My work in Spiral Praxis began over twenty five years ago. I found a partner, Stephanie Gottlob, as a modern dance student at Ohio State University where I enrolled after my physics undergraduate degree at Cornell University. We were polar opposites… she was the body and I was the mind… but united in our love for dance! We were very influenced by the Judson School of Modern Dance—Steve Paxton, Simone Forti, Yvonne Rainier, etc.—and inspired by the minimalist art of 20th century artists like Beuys, Pollack, and Rothko. Those artists were primarily concerned with perceptual experiments and the subtle variations of their works gave us an enormous field to explore.
We started our somatic work from scratch, beginning by trying to devise a modern dance training system that respected the natural flow and spontaneity of dance. This spiral dance technique was based on the oscillations of the body in different equilibrium positions which, when gradually amplified, would resolve into different kinds of locomotive movements. Besides being a choreographic tool, we noticed that moving in these spiral motions led us to various kinds of heightened states of consciousness—we felt easy, free and flowing after our rehearsals. Trying to evoke this state in other life situations created the seed for our work in Spiral Praxis.
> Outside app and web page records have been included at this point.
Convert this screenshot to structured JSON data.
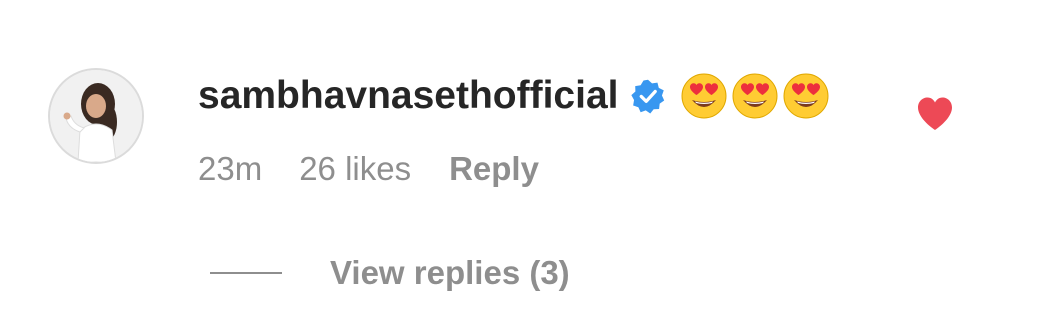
{
  "comment": {
    "username": "sambhavnasethofficial",
    "verified_icon": "verified-badge-icon",
    "emojis": [
      "😍",
      "😍",
      "😍"
    ],
    "time": "23m",
    "likes": "26 likes",
    "reply_label": "Reply",
    "liked": true,
    "like_color": "#ed4956"
  },
  "replies": {
    "label": "View replies (3)"
  },
  "colors": {
    "text_primary": "#262626",
    "text_secondary": "#8e8e8e",
    "verified_blue": "#3897f0",
    "heart_red": "#ed4956"
  }
}
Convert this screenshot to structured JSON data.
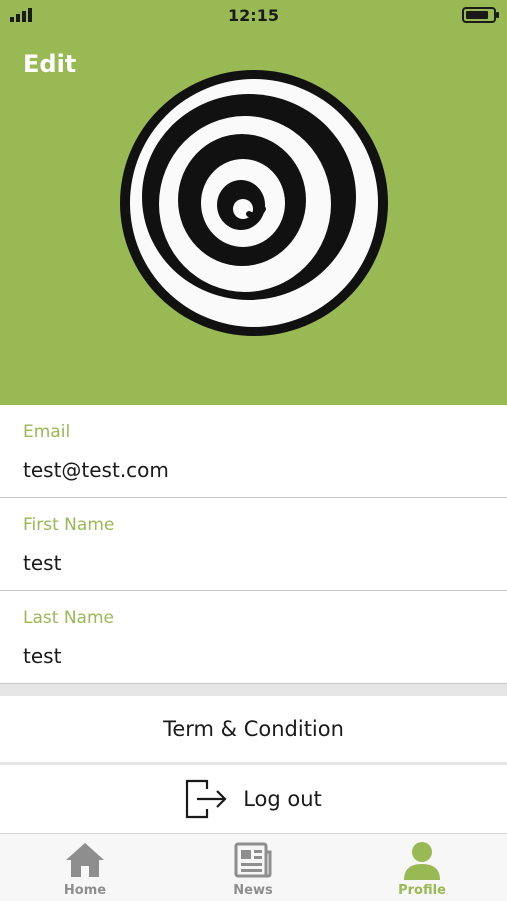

Later in our dance career, we were asked to build a motor curriculum for children with special needs. This small project soon blossomed into an entirely larger field of action. Our children began to make tremendous progress through movement and parents and teachers were very grateful to us. We realized that perhaps our dance-inspired principles could have a much larger social significance. In the intervening years, we spent a large amount of time—including two years of solitary sojourns in the desert—trying to make our techniques more universal and comprehensive, so that they could be used by anyone. My science background imparted a need for rigor in our work; Stephanie’s artistic side imparted a need for free individual exploration.
* * * * * * * * * * * *
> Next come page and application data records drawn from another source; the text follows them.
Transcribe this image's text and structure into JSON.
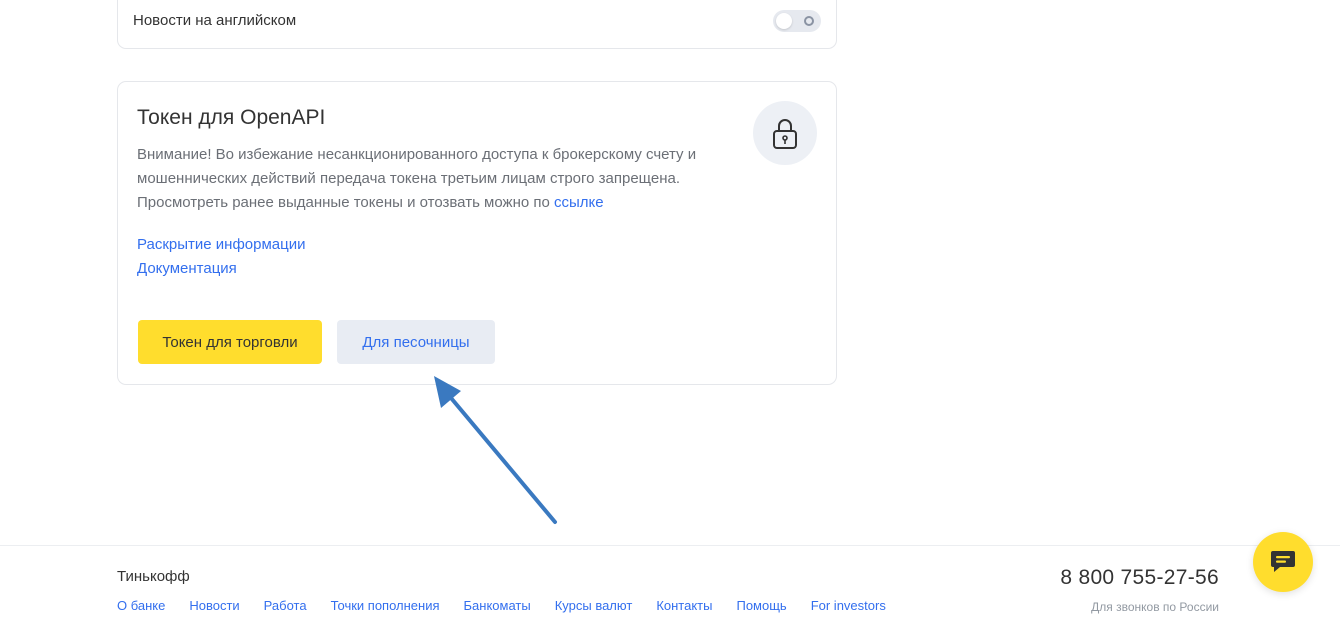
{
  "settings": {
    "english_news_label": "Новости на английском",
    "english_news_enabled": false
  },
  "token_card": {
    "title": "Токен для OpenAPI",
    "warning_line1": "Внимание! Во избежание несанкционированного доступа к брокерскому счету и",
    "warning_line2": "мошеннических действий передача токена третьим лицам строго запрещена.",
    "tokens_text": "Просмотреть ранее выданные токены и отозвать можно по ",
    "tokens_link": "ссылке",
    "disclosure_link": "Раскрытие информации",
    "docs_link": "Документация",
    "trade_token_button": "Токен для торговли",
    "sandbox_button": "Для песочницы",
    "lock_icon": "lock-icon"
  },
  "footer": {
    "brand": "Тинькофф",
    "nav": [
      "О банке",
      "Новости",
      "Работа",
      "Точки пополнения",
      "Банкоматы",
      "Курсы валют",
      "Контакты",
      "Помощь",
      "For investors"
    ],
    "phone": "8 800 755-27-56",
    "phone_note": "Для звонков по России",
    "chat_icon": "chat-icon"
  },
  "colors": {
    "accent_yellow": "#ffdd2d",
    "link_blue": "#336fee",
    "annotation_arrow": "#3a79c0"
  }
}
Fast forwards 25 years. Stephanie has gone on to develop a form of environmental dance and I am pushing forwards to bring the somatic vision forwards. The last few years of research with our crew here at the Spiral Movement Center has brought the art and science of Spiral Praxis to fruition. At our studio today we work with people who have been profoundly injured and also with people who have strong, unexpressed aspirations in areas of mediation, work, art, athletics and more. The methods we’ve developed in Spiral Praxis are not compilations of old techniques but a self-consistent, coherent system that makes use of spiral dynamics to deal with all bodymind phenomena. We truly believe we have discovered a radically new bodymind paradigm that is practical, profound and will help many people learn how to self-direct their inner functioning. Currently our work is being passionately documented and we are entering into a phase of training a new generation of Spiral Praxis students. We invite you to join us in our global journey. Whether you bring support or criticism, questions or confusion, passion or ambition, you will find bodymind demystified and honored through Spiral Praxis. Viva la bodymind!